The Australian Antarctic Division is putting in place contingency plans for an aerial resupply of Davis station after an early retreat of Antarctic winter sea-ice coverage this year.

The sea ice began its retreat four weeks earlier than normal, after its lowest winter maximum on record of 18.5 million square kilometres.

Operations Manager at the Australian Antarctic Division, Robb Clifton, said the sea ice retreat is being factored into the season plan.

“Each year we normally do an over-ice resupply at Davis station at the start of the season using heavy machinery to move cargo and people across to station,” Mr Clifton said.

“While our regular drilling program on the sea-ice in front of Davis is still showing it’s thick enough to drive on, we may have to use helicopter sling loads if the ice isn’t solid enough when Australia’s icebreaker Aurora Australis arrives at the beginning of November.”

Additionally the satellite imagery is showing some fast-ice, which is sea-ice connected to the land, is breaking up earlier.

“The fast ice off Davis is sheltered between the surrounding islands, which usually reduces the likelihood of the ice breaking out early,” Mr Clifton said.

“The Antarctic Division is used to working in a highly variable Antarctic environment, with sea-ice, ocean conditions, wind speeds, temperature and visibility often changing rapidly.

“We build as much flexibility and contingency into our shipping and aviation operations as possible to cope with a range of eventualities.”

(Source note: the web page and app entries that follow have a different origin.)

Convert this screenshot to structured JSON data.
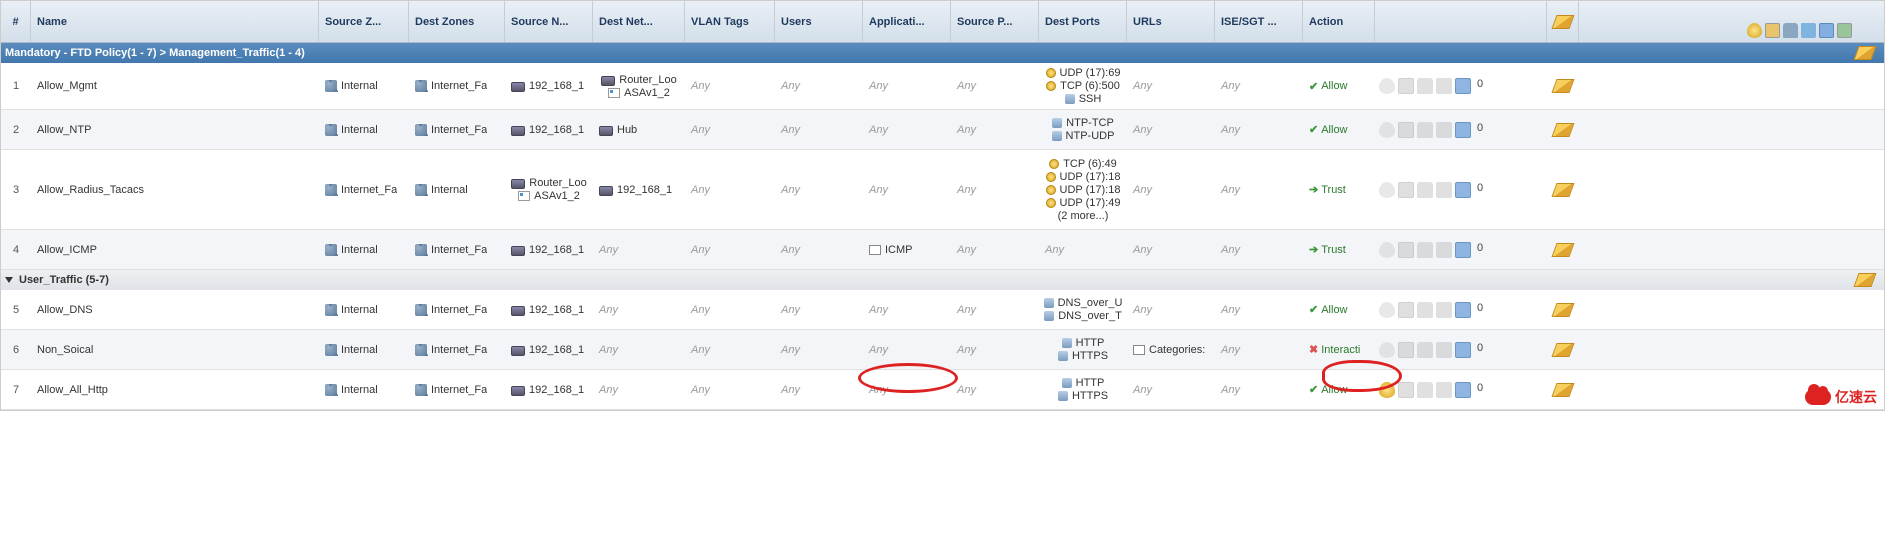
{
  "headers": {
    "num": "#",
    "name": "Name",
    "srczone": "Source Z...",
    "dstzone": "Dest Zones",
    "srcnet": "Source N...",
    "dstnet": "Dest Net...",
    "vlan": "VLAN Tags",
    "users": "Users",
    "app": "Applicati...",
    "srcport": "Source P...",
    "dstport": "Dest Ports",
    "urls": "URLs",
    "ise": "ISE/SGT ...",
    "action": "Action"
  },
  "sections": {
    "s1": "Mandatory - FTD Policy(1 - 7) > Management_Traffic(1 - 4)",
    "s2": "User_Traffic (5-7)"
  },
  "any": "Any",
  "actions": {
    "allow": "Allow",
    "trust": "Trust",
    "interact": "Interacti"
  },
  "count": "0",
  "rows": {
    "r1": {
      "num": "1",
      "name": "Allow_Mgmt",
      "srczone": "Internal",
      "dstzone": "Internet_Fa",
      "srcnet": "192_168_1",
      "dstnet1": "Router_Loo",
      "dstnet2": "ASAv1_2",
      "dp1": "UDP (17):69",
      "dp2": "TCP (6):500",
      "dp3": "SSH"
    },
    "r2": {
      "num": "2",
      "name": "Allow_NTP",
      "srczone": "Internal",
      "dstzone": "Internet_Fa",
      "srcnet": "192_168_1",
      "dstnet": "Hub",
      "dp1": "NTP-TCP",
      "dp2": "NTP-UDP"
    },
    "r3": {
      "num": "3",
      "name": "Allow_Radius_Tacacs",
      "srczone": "Internet_Fa",
      "dstzone": "Internal",
      "srcnet1": "Router_Loo",
      "srcnet2": "ASAv1_2",
      "dstnet": "192_168_1",
      "dp1": "TCP (6):49",
      "dp2": "UDP (17):18",
      "dp3": "UDP (17):18",
      "dp4": "UDP (17):49",
      "more": "(2 more...)"
    },
    "r4": {
      "num": "4",
      "name": "Allow_ICMP",
      "srczone": "Internal",
      "dstzone": "Internet_Fa",
      "srcnet": "192_168_1",
      "app": "ICMP"
    },
    "r5": {
      "num": "5",
      "name": "Allow_DNS",
      "srczone": "Internal",
      "dstzone": "Internet_Fa",
      "srcnet": "192_168_1",
      "dp1": "DNS_over_U",
      "dp2": "DNS_over_T"
    },
    "r6": {
      "num": "6",
      "name": "Non_Soical",
      "srczone": "Internal",
      "dstzone": "Internet_Fa",
      "srcnet": "192_168_1",
      "url": "Categories:",
      "dp1": "HTTP",
      "dp2": "HTTPS"
    },
    "r7": {
      "num": "7",
      "name": "Allow_All_Http",
      "srczone": "Internal",
      "dstzone": "Internet_Fa",
      "srcnet": "192_168_1",
      "dp1": "HTTP",
      "dp2": "HTTPS"
    }
  },
  "watermark": "亿速云"
}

The Aurora Australis sails for Davis on voyage 1 on 27 October.